EXERCISE INSTRUCTIONS – From the records beneath, determine how many lines contain "title" and report only that figure.

TASK INPUTS –
□ □ □ □

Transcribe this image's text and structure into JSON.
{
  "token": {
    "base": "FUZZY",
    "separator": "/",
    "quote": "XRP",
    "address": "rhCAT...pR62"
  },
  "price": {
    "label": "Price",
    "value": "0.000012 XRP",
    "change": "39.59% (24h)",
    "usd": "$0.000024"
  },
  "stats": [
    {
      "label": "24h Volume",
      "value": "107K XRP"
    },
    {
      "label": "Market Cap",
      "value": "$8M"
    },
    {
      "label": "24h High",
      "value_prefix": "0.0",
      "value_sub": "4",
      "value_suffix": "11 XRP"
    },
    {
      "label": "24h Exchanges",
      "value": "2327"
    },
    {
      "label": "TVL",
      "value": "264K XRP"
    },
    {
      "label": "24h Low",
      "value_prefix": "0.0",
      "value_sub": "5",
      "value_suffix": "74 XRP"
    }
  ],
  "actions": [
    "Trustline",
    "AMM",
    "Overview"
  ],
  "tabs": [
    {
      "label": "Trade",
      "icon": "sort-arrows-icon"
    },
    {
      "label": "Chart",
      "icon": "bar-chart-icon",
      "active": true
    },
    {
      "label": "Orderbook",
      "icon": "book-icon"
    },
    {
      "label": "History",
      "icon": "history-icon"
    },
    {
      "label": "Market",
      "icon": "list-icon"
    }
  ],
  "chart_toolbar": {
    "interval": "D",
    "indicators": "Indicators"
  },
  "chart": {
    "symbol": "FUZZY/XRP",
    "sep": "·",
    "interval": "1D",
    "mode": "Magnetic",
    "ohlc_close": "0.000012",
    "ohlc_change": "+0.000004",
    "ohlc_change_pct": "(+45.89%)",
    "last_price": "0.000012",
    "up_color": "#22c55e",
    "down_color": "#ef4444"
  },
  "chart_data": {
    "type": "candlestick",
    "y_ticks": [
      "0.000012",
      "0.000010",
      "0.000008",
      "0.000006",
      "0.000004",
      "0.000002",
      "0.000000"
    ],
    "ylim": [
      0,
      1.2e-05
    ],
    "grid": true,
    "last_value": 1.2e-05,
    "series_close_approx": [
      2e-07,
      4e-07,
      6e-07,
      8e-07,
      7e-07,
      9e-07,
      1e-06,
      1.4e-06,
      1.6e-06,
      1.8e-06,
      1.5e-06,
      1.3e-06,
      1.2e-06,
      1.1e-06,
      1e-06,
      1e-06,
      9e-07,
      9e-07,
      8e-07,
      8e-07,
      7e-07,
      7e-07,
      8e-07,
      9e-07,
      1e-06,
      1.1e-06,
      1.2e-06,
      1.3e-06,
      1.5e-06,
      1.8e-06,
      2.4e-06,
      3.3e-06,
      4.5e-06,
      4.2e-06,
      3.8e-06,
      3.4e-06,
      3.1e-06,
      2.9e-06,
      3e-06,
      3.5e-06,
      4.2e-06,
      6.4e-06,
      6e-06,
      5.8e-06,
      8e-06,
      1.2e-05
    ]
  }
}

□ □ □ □

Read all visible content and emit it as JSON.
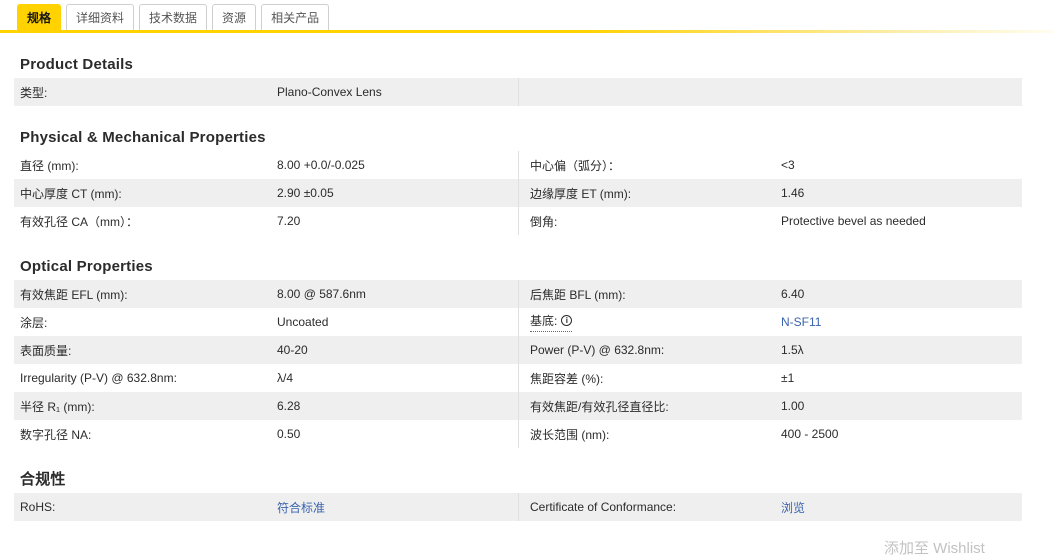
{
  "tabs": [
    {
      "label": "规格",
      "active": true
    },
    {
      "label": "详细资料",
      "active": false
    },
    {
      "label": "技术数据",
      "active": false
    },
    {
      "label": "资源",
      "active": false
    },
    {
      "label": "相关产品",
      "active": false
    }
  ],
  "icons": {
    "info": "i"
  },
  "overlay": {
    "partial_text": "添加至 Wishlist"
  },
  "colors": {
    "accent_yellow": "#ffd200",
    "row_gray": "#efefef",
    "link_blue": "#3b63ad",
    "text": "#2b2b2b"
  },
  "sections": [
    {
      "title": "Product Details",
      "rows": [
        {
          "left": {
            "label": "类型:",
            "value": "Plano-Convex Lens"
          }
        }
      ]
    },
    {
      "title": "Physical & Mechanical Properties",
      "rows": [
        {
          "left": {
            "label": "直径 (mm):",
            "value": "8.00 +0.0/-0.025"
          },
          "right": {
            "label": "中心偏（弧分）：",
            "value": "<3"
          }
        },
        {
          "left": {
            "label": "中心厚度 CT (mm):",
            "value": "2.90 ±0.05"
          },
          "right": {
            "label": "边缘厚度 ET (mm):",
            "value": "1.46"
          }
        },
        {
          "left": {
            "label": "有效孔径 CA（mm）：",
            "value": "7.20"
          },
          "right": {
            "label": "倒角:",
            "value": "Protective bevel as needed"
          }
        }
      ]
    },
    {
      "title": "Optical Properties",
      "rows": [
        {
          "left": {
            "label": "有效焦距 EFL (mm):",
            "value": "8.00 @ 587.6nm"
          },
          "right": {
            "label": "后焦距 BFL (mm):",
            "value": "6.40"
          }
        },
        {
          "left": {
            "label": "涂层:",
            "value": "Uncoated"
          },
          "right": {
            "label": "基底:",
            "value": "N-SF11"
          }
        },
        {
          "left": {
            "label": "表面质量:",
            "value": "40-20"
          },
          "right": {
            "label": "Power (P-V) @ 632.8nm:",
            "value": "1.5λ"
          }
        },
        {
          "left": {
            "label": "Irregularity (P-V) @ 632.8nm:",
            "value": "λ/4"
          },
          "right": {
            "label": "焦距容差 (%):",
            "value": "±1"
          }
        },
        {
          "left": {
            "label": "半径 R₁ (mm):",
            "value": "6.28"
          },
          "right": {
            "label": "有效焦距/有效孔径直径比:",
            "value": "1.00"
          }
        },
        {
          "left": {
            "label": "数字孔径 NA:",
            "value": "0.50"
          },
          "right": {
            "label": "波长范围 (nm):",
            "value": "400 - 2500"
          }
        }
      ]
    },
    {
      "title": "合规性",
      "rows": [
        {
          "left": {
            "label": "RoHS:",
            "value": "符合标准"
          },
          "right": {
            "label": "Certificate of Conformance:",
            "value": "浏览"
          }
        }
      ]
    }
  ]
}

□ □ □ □

RESPONSE – 4